— The problem —
Filter the material below down to the lines containing the word "Models".

——————————

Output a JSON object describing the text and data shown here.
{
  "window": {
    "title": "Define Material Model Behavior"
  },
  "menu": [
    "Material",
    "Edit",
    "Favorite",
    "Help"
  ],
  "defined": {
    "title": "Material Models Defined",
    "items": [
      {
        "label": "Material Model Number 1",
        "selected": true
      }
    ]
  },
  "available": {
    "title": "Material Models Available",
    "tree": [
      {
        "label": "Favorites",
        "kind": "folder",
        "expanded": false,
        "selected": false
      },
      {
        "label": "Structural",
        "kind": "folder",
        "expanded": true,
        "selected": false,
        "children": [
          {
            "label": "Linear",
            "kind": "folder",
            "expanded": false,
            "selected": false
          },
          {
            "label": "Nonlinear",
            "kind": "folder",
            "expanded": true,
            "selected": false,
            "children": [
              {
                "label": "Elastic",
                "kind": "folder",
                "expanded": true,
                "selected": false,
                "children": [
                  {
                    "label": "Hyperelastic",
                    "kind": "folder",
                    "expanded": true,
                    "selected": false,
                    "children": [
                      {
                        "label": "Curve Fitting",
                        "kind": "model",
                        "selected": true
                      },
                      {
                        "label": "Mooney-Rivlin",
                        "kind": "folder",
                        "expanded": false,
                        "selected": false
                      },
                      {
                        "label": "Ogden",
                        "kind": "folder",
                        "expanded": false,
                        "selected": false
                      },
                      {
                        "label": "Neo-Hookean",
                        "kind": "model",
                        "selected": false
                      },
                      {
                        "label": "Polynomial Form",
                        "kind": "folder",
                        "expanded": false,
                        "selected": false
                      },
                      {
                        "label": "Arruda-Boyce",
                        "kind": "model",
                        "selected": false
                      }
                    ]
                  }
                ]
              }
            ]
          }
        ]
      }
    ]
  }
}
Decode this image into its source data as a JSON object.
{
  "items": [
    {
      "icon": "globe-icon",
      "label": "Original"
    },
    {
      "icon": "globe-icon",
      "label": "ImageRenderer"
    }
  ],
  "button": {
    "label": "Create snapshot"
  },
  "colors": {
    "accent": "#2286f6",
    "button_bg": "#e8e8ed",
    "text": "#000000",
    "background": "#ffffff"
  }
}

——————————

— Expected answer —
    "title": "Material Models Defined",
    "title": "Material Models Available",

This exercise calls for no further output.